The idea of a robot with sharp blades attached to a powerful motor wandering around the lawn can sound frightening. But should it be? If you have seen a robotic mower whether in person or on the internet the thought may have crossed your mind. But exactly how do accidents with lawn mowers happen? Each year about 68000 people with injuries caused by traditional power lawn mowers are treated in hospitals. (Source: American Academy of Pediatrics) The most injuries from traditional lawn mowers occur when people place their fingers near the blade generally in an attempt to clear away a clump of grass or other undesired matter.
Engine features include the method of starting the engine the type of fuel and the type of engine. Lawn mower engines can be started with a recoil cord or an electric start. If you choose the electric start remember that the charge in the battery will require electricity to maintain it. Fuel choices include diesel or gas depending on the engine type. Your choice in the type of lawn mower engine is the two-cycle engine which requires a gas and oil mixture for fueling and the four-cycle which runs on straight gas.
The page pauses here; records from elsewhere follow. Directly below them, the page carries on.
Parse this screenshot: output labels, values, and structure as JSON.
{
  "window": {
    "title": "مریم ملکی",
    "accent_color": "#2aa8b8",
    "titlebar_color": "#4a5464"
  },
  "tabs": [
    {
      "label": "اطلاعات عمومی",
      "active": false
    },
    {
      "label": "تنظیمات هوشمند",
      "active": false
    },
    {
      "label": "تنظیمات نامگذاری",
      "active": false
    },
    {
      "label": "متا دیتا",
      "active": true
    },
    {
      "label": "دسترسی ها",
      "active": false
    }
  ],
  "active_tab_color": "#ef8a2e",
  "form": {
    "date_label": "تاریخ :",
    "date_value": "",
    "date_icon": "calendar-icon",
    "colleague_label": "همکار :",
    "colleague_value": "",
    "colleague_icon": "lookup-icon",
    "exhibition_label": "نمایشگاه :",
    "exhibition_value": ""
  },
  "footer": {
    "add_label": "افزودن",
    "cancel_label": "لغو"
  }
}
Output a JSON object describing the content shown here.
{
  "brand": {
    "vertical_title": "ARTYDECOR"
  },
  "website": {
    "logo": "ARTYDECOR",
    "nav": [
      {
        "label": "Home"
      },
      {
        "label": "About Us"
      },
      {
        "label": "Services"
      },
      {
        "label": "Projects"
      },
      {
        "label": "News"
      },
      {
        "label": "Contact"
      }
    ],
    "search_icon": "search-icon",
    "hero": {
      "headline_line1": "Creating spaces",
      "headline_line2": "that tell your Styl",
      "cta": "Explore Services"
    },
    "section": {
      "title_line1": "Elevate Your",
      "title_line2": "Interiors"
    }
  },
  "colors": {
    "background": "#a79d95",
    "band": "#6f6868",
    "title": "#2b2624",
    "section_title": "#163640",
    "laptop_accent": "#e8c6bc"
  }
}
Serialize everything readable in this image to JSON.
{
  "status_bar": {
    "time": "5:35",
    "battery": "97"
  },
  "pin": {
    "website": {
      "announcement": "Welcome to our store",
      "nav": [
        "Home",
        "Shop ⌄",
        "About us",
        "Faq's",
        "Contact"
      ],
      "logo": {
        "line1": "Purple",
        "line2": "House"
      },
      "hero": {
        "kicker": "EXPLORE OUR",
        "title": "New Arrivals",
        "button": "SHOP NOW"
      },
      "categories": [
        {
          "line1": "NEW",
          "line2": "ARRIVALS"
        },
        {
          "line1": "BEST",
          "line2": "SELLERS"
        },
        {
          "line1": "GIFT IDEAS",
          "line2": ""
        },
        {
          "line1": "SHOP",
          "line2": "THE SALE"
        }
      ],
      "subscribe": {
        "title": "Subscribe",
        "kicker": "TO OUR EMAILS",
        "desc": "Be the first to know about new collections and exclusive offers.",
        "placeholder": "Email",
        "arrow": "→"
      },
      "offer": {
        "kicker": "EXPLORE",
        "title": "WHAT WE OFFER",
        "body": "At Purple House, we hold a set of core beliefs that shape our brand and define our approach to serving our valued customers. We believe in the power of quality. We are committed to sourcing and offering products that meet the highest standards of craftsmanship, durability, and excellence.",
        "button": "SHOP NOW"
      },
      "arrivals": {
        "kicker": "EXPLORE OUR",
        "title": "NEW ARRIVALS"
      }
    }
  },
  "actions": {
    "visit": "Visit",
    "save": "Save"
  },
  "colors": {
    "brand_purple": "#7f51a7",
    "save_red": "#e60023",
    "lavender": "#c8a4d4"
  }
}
Research data indicates that the four-cycle engine is more efficient and requires less maintenance in the long run.
Some people consider electric mowers with a cord to be a hazard because of the risk of possibly running over the electric cord while the mower is running which could put the user at risk of being electrocuted. The cordless electric lawn mower doesnt suffer from this issue. Instead it runs on 12 volt batteries that can be recharged via a conventional household plug socket. If the keen lawn-smith goes with an electric lawn mower a cordless one would be a serious option to consider if they were concerned by the potential hazards and limitations that come with a corded lawn mower. Push Mowers Only for the Fit and Healthy Push mowers are also common requiring only mans power as the power source.
There are a few disadvantages to reel mowers. The most obvious being that you have to push them! This in itself is not a drawback if you cut your lawn about once weekly. However if you let your lawn grow longer you may find it quite hard to push your mower through the tall grass. Reel mowers cannot cut up or mulch small twigs so you will need to either check or rake your lawn prior to cutting or know that you will need to manually remove them from the blades. A small twig will catch in the blades and stop the reel dead. You may need to make several passes over some areas and reel mowers dont always get the tall stalky weeds the first time around. Because of this reason the cut will not be as exact as a gas mower. If you have a significant number of weeds in your lawn this may cause frustration especially if you would like a perfect cut first time around.